— Task item —
Show, from the records below, all lines that contain the word "name".

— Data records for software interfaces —

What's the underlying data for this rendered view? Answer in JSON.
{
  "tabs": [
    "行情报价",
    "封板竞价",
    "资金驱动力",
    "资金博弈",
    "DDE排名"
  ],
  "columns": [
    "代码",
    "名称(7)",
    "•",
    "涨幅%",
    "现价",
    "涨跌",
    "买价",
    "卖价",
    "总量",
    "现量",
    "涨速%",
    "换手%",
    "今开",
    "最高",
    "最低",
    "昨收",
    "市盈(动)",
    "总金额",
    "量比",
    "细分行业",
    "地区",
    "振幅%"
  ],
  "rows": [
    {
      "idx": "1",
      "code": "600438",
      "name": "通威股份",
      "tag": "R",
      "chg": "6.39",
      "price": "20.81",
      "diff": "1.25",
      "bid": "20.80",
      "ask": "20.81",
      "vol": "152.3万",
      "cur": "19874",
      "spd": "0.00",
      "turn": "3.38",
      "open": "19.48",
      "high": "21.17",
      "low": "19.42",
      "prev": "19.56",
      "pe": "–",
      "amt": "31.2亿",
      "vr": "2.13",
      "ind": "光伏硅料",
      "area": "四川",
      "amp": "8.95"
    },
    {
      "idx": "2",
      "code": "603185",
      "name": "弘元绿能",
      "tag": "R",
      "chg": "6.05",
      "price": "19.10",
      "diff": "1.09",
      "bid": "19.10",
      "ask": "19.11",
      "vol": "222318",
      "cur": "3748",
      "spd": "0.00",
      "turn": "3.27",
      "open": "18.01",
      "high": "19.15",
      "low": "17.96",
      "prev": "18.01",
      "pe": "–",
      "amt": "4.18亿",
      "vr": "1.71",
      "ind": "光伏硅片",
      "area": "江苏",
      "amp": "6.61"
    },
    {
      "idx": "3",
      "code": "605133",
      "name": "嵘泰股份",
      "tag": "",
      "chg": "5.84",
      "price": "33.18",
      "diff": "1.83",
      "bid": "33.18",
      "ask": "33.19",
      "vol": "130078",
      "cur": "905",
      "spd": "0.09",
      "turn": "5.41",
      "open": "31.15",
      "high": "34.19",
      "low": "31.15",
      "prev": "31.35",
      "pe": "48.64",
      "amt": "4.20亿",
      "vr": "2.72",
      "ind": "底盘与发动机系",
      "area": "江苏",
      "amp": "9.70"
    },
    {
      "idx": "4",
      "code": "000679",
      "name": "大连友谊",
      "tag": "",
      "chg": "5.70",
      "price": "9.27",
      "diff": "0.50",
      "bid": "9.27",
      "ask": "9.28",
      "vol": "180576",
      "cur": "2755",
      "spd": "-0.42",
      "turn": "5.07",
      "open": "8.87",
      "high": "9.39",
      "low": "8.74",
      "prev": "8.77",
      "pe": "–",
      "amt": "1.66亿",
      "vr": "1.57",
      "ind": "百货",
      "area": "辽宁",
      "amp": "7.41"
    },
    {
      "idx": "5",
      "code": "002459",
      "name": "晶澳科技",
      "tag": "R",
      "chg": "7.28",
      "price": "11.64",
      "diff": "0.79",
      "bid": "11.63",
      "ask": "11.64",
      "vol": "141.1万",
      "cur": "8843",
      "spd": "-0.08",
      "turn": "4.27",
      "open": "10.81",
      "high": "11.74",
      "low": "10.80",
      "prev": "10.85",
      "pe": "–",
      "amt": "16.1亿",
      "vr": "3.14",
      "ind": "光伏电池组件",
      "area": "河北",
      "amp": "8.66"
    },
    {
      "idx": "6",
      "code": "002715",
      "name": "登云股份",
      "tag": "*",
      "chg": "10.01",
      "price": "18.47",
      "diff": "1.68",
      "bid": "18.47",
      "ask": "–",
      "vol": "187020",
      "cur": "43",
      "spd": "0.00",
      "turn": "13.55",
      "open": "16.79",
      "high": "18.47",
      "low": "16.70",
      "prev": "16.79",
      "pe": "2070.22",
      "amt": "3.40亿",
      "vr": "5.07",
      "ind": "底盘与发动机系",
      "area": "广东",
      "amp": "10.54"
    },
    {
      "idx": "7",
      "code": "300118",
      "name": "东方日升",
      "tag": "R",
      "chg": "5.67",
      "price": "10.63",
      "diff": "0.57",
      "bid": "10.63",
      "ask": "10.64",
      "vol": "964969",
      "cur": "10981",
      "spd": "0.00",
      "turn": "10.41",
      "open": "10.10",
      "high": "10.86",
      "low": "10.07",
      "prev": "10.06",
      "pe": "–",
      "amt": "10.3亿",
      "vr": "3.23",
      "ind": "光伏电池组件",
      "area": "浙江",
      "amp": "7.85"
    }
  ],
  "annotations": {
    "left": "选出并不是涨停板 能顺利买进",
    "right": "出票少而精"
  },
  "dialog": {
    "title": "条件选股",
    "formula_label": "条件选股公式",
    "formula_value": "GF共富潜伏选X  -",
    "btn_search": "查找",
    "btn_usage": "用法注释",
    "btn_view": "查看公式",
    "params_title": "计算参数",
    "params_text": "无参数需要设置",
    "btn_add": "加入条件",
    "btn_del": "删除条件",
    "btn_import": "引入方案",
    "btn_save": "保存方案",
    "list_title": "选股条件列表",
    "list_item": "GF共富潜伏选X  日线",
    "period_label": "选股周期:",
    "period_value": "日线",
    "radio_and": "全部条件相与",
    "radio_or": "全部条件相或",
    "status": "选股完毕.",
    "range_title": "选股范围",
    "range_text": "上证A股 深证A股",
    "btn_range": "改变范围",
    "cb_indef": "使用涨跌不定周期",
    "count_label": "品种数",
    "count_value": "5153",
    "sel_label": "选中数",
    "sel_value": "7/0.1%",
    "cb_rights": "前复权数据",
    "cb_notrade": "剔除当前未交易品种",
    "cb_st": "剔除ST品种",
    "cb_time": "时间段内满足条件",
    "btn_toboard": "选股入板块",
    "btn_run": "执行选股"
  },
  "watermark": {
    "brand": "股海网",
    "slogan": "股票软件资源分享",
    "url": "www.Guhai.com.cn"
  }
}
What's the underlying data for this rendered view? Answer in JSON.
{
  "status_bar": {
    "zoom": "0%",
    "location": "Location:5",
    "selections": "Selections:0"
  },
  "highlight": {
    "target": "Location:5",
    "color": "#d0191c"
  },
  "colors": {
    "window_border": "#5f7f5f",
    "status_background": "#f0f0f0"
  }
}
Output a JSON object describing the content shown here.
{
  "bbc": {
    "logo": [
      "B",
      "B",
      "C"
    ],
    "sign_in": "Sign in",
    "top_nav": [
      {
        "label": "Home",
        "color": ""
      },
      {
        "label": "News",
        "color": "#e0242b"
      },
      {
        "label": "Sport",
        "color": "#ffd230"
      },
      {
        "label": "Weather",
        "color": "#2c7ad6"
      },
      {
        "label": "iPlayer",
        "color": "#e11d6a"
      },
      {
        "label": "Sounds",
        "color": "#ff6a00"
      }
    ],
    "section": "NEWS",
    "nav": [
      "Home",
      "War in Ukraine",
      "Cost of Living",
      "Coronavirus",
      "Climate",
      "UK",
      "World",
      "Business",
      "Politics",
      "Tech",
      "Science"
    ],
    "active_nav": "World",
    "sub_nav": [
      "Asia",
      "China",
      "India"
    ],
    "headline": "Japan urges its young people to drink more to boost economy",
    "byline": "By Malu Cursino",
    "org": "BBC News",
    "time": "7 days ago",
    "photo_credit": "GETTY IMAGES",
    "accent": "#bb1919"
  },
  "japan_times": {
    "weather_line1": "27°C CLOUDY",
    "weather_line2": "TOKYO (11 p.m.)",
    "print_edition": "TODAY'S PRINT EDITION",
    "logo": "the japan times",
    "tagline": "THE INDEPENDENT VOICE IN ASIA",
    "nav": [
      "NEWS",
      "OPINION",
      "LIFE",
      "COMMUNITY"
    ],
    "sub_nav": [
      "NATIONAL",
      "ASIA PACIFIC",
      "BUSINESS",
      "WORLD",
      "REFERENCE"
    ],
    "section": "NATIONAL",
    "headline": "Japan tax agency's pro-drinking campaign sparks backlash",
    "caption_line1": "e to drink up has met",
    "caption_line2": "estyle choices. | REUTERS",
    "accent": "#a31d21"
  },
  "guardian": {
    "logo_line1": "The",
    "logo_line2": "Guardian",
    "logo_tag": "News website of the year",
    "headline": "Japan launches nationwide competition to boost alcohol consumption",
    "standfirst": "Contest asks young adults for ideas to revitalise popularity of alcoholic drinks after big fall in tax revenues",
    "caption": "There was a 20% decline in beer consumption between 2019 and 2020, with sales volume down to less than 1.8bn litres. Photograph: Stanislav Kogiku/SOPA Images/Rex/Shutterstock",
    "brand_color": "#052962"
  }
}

— Task response —
      "name": "通威股份",
      "name": "弘元绿能",
      "name": "嵘泰股份",
      "name": "大连友谊",
      "name": "晶澳科技",
      "name": "登云股份",
      "name": "东方日升",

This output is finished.